Firefighter strike
A firefighter directs a fire engine back into the station before a strike in West Bromwich in 2013 Reuters

Firefighters across England have started a fresh 24-hour strike in a row over pensions.

The Fire Brigades Union (FBU) said the action follows the government's decision to commence the parliamentary procedure to implement regulations for an "unfair, unaffordable and unworkable" pension scheme.

"Firefighters in England are reluctantly calling further strike action today as a direct result of the Westminster government's failure to listen and negotiate over pensions," said Matt Wrack, the general secretary of the FBU.

"Firefighters are asking the Westminster government to immediately open genuine negotiations to resolve this dispute.

"They should also hold a House of Commons debate to fully scrutinise the legislation and there should be a parliamentary vote on the regulations."

The parties are locked into an ongoing dispute over a proposal from the government to increase the retirement age of firefighters from 55 to 60.

The Fire Minister Penny Mordaunt said the action, which started at 09.00 am, is "completely unnecessary" and that she was disappointed with the FBU.

"This strike action is completely unnecessary and we are disappointed by the FBU's decision, which does nothing but damage the good reputation of the fire and rescue service," Mordaunt said.

"The government has worked hard to give firefighters one of the most generous pensions in the public sector.

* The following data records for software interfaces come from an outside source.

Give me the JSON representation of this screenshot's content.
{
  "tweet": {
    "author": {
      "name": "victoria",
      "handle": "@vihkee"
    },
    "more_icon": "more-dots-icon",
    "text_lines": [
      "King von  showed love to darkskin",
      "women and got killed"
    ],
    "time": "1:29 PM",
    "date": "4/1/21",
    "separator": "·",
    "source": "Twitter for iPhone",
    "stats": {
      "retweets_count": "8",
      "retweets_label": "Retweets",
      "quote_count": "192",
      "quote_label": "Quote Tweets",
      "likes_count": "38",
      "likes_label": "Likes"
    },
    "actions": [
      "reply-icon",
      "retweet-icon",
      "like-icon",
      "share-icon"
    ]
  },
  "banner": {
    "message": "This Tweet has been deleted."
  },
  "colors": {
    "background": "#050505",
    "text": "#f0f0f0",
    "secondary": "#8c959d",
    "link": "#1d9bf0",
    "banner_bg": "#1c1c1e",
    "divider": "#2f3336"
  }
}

"The scheme that is currently before parliament provides greater ill-health and death benefits than the FBU's preferred approach and I believe that the approach we are using will be fairer on all, supporting those wishing to work longer – something absolutely essential if the firefighters' pension scheme is to remain sustainable."